It has been quoted by the greatest fantasy baseball experts that “one cannot win their fantasy league in the first round, but one can lose it.”
Truthfully, I am not certain who authored these words of wisdom, but many of us attest to their validity. With just over three weeks of the 2014 baseball season behind us, it would be premature to declare anyone a bust, but it’
s imperative to stay alert and ponder “selling high” if you believe your star is doomed. Unfortunately, you may have to bite your lip and fight the urge to sell for the “flavor of the week” as your star may be a belated bloomer and on the cusp of a monster breakout.
Take a dive with me as we review several fantasy studs that were likely drafted in the first two rounds of your league.
Clayton Kershaw has the highest average draft position among pitchers and was taken early in most drafts. Kershaw is yet to start in April, but was scheduled for a rehab start on Friday. On the bright side, Kershaw did throw a gem in March during the Australian series between the Los Angeles Dodgers and Arizona Diamondbacks. Unless his back flares up again, there should be minimal concern after Kershaw returns.
Miguel Cabrera has been the most consistent fantasy baseball force over the last decade. With a .250 average, two home runs, and only 13 RBI thus far, Cabrera is not exactly bursting out of the gate this season, but has shown a few signs of turning the corner. Cabrera remains in the top echelon of fantasy baseball; therefore I would not recommend trading Cabrera for any player not named Mike Trout this early in the season.
’s projections for this season were all over the board muddled with optimism over potential and pessimism from injury. Thus far, Harper is batting .272 with one home run and 5 RBI. This start is quite contrary to his two home run opening game last season. To add fuel to the fire, Washington manager Matt Williams removed Harper mid-game last weekend as discipline for his “lack of hustle.” Both Harper and the Nationals have a lot of potential this year, and Harper should continue to be monitored closely.
Although he re-emerged on the fantasy radar in 2012,
Chris Davis was arguably the biggest surprise of 2013. Unfortunately, it is too early to decipher whether Davis has become of one of baseball’s top power hitters or simply a one-hit wonder. With two home runs, a .257 batting average, and 24 strikeouts in 74 at-bats, the patience of Davis’ owners is beginning to thin already this season. Davis crushed nine home runs and batted .348 last April, therefore a decline from 2013 should be expected. With a potent lineup surrounding him and playing in hitter-friendly Camden Yards, Davis should hit at least 35 home runs, but be weary of an average nearer his career numbers, which is around .265.
Many experts expressed their doubts that

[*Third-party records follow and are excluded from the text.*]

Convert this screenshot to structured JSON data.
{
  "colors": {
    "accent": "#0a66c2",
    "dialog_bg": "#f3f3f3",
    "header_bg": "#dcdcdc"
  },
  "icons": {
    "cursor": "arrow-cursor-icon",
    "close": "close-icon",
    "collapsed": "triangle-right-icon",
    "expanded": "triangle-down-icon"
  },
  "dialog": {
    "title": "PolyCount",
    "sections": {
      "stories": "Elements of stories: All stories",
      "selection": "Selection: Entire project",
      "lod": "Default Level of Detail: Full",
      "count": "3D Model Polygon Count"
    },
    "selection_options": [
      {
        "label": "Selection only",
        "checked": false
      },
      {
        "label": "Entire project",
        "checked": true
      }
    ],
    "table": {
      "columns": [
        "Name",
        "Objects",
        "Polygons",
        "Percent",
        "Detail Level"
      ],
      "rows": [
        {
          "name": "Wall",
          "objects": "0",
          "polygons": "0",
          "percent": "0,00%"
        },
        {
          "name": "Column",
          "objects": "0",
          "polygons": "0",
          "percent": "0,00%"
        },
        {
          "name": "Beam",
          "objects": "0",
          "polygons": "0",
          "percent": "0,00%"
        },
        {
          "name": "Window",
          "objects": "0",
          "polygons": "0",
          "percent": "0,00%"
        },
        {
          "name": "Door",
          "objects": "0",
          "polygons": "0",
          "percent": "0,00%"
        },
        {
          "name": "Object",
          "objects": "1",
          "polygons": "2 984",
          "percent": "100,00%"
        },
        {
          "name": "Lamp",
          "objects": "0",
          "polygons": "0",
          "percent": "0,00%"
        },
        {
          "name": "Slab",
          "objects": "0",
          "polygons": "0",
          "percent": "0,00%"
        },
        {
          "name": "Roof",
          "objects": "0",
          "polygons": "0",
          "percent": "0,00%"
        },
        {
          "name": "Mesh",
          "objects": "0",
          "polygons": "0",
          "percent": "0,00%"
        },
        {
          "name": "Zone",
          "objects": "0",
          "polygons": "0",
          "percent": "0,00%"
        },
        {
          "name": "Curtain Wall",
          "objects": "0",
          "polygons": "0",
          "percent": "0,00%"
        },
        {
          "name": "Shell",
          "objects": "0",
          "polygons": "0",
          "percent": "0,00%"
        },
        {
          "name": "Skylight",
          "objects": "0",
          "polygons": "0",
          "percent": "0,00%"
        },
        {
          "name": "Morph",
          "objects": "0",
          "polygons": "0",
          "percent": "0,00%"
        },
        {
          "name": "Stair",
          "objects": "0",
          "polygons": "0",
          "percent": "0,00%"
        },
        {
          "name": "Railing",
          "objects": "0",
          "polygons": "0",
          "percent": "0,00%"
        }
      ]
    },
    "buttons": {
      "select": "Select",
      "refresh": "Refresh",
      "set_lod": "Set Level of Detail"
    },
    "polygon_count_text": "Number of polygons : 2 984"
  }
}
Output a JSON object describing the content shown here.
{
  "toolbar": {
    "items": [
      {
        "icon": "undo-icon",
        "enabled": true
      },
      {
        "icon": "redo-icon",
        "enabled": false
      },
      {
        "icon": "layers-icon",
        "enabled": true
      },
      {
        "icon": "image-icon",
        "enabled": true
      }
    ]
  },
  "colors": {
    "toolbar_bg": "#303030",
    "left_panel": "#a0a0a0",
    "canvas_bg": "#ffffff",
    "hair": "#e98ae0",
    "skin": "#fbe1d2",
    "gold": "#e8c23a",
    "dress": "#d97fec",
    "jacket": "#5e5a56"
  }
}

Robinson Cano would sustain the same level of performance in Seattle after signing a colossal contract. Although preseason statistics should be taken with a “grain of a salt,” Cano was on a torrid pace this spring. Unfortunately, he began to simmer as the season began and currently sits at .280 with one home run. Although he may not match the numbers of his days with the Yankees, Cano should be a safe bet to earn a comparable line and provide additional value at a middle infield position.
Although each of the players listed above should be monitored, none of which I would recommend selling high at this point. Now, I segue to
Prince Fielder whom owners may take an even closer look. Fielder was expected to post career numbers in Detroit last season, but earned lows in several offensive categories. After 22 games this season, he has managed two home runs while batting .200. Even with a disappointing 2013 campaign, Fielder had a solid April last year. I would recommend selling high on Fielder if you can as it is beginning to appear Fielder is on the decline. A 2014 line of 25 home runs and a .275 average seems probable.
Good luck as we wrap up April!
(Note – statistics include games through Thursday, April 24)